Click on a label to read posts from that part of the world.
In Patagonia: Chile's awe-inspiring Torres del Paine National Park
Widely heralded as South America's most beautiful national park, Torres del Paine in Southern Chile offers outdoor-lovers everything they could want: rugged landscapes, snow-capped peaks, massive glaciers, and abundant wildlife.
Named for the towering granite columns (torres) that dominate the park's gorgeous skyline, the park also contains dozens of crystal-blue lakes, including Lago Pehoe, Lago Nordenskjold, and Lago Grey, the latter of which contains scores of breathtaking blue glaciers. (see the accompanying slideshow, complete with hilarious captions).
Located at the southern tip of South America-- the region popularly known as Patagonia-- Torres del Paine is not just one of the southernmost parks in the world, it is also one of the windiest, with steady winds averaging 50 to 75 miles per hour. In fact, this park probably wins the award for worst place in the world to have a comb-over.
If you decide to go, here's a little practical info that might help:
Where to stay:
On a recent trip, some friends and I stayed at Hosteria Las Torres, which was clean and in a great location, but was also wildly overpriced, with double rooms fetching more than $350 a night. Ouch. For cheaper options, try Hosteria Tyndall or the Mountain Lodge Paine Grande. If you're really on a budget or love the outdoors, you can't go wrong camping at one of the refugios for a meager $6. Tents and sleeping bags are available to rent for modest fees.
When to come:
The summer months from January to April are, by far, the best times to visit Patagonia, but even then the weather can be unpredictable. Think long and hard before trying to visit in the winter, as many roads will be unpassable.

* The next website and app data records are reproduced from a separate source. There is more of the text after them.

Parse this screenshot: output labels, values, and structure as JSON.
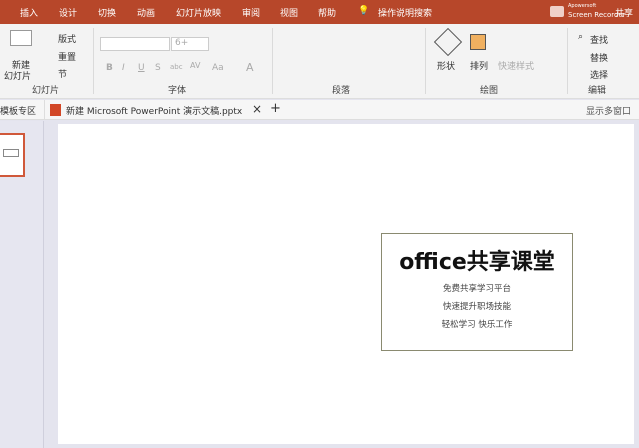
{
  "tabs": [
    "插入",
    "设计",
    "切换",
    "动画",
    "幻灯片放映",
    "审阅",
    "视图",
    "帮助",
    "操作说明搜索"
  ],
  "recorder": {
    "line1": "Apowersoft",
    "line2": "Screen Recorder"
  },
  "share": "共享",
  "ribbon": {
    "slides": {
      "new_slide": "新建",
      "new_slide2": "幻灯片",
      "layout": "版式",
      "reset": "重置",
      "section": "节",
      "group": "幻灯片"
    },
    "font": {
      "size": "6+",
      "group": "字体",
      "bold": "B",
      "italic": "I",
      "underline": "U",
      "strike": "S",
      "abc": "abc",
      "spacing": "AV",
      "case": "Aa",
      "color": "A"
    },
    "paragraph": {
      "group": "段落"
    },
    "drawing": {
      "shapes": "形状",
      "arrange": "排列",
      "quick_styles": "快速样式",
      "group": "绘图"
    },
    "editing": {
      "find": "查找",
      "replace": "替换",
      "select": "选择",
      "group": "编辑"
    }
  },
  "doctabs": {
    "left": "模板专区",
    "file": "新建 Microsoft PowerPoint 演示文稿.pptx",
    "close": "×",
    "add": "+",
    "multi": "显示多窗口"
  },
  "slide": {
    "title": "office共享课堂",
    "lines": [
      "免费共享学习平台",
      "快速提升职场技能",
      "轻松学习 快乐工作"
    ]
  }
}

The nearby town of Punta Arenas has the closest decent-sized airport, and there are regular flights to and from Santiago for a few hundred dollars. Go already!